Department of English, Villanova University, Villanova, Pa. Adjunct Professor, Composition (2 sections), Spring 2001 Adjunct Professor, The Literary Experience (2 sections), Fall 2000 Adjunct Professor, Composition, Fall 2000 Department of Core Humanities, Villanova University, Villanova, Pa. Adjunct Professor, Ancient, Medieval, and Renaissance Thought, Spring 2001 Department of Speech and Communications, St. Vincent's College of St. John's University, Jamaica, N.Y. Adjunct Instructor, Composition (3 sections), Fall 1996 Department of English, New York University, New York, N.Y. Teaching Assistant, Major American Writers, Spring 1994


Co-Chair, NYU American Literature Group, 1998-1999 Book Reviewer, Kirkus Reviews, 1997-1999 Editor-in-Chief, Independent Review, Member, Board of Directors, The Holocaust History Project, <> Instructor, The Princeton Review, New York, N.Y., 1994-1998 Member, Modern Language Association, Northeast Modern Language Association, Popular Culture Association

LANGUAGES Strong knowledge of French; working knowledge of Spanish and Hebrew

REFERENCES Prof.

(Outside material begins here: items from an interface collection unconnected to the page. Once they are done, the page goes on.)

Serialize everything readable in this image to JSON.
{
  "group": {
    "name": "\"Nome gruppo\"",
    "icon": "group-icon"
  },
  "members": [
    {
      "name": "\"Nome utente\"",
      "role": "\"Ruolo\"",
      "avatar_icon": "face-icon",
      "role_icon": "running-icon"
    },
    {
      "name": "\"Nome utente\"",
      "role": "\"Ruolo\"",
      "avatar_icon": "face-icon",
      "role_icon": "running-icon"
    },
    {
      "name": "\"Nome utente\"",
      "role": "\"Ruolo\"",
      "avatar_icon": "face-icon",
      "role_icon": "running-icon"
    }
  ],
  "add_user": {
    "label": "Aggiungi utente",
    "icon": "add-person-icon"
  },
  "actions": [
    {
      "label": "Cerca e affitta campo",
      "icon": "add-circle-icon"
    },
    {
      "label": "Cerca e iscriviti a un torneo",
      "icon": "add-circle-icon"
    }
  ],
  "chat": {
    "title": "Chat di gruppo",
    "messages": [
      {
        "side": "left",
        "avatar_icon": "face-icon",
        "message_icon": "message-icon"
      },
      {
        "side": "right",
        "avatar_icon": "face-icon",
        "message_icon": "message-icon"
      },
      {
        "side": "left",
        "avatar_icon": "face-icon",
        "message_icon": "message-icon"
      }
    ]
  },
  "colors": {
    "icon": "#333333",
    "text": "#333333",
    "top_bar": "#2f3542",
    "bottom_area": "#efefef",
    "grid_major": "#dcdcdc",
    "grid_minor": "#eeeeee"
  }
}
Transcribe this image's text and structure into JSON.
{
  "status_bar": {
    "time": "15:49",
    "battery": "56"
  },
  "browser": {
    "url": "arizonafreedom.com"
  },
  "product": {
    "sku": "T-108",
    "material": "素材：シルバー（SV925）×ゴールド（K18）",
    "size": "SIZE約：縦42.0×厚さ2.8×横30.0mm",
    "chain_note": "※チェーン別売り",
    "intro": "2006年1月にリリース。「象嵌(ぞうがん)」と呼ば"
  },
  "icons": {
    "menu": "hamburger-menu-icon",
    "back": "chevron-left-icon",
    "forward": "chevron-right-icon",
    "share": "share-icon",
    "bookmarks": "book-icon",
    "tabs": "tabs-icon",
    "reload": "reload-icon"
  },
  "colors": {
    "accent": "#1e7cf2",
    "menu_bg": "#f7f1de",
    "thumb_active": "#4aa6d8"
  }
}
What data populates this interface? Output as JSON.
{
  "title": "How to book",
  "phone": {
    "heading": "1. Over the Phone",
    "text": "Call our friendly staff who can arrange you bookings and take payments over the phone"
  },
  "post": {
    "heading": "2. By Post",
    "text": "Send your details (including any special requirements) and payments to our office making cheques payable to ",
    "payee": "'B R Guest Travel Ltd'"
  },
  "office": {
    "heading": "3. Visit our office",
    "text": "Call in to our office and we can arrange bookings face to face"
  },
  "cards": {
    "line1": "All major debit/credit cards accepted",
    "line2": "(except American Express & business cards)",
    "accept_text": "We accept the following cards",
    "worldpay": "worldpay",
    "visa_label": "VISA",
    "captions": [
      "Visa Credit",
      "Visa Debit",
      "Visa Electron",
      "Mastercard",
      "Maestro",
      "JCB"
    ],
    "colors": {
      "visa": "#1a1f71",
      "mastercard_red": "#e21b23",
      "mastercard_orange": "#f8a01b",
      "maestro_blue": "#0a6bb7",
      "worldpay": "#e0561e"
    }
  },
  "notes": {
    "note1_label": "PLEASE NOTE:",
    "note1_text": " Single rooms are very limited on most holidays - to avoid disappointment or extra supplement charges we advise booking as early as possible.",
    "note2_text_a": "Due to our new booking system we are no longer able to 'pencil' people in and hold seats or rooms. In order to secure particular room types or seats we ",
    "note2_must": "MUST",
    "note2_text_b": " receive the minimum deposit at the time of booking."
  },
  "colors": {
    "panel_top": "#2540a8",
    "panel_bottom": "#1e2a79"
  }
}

Josephine Hendin, Dept. of English, New York University, (212) 998-8804 Prof. John Franzetti, Dept. of Communications, Media, and Professional Studies, College of Professional Studies, St. John's University, (718) 990-7433 Prof. Cyrus Patell, Dept. of English, New York University, (212) 998-8827 Prof. Evan Radcliffe, Dept. of English, Villanova University, (610) 519-4648

Related items on this website:

 Dr Andrew Mathis tries to frighten off Professor Martin

The above news item is reproduced without editing other than typographical
 Register your name and address to go on the Mailing List to receive

David Irving's ACTION REPORT

© Focal Point 2001 F Irving write to David Irving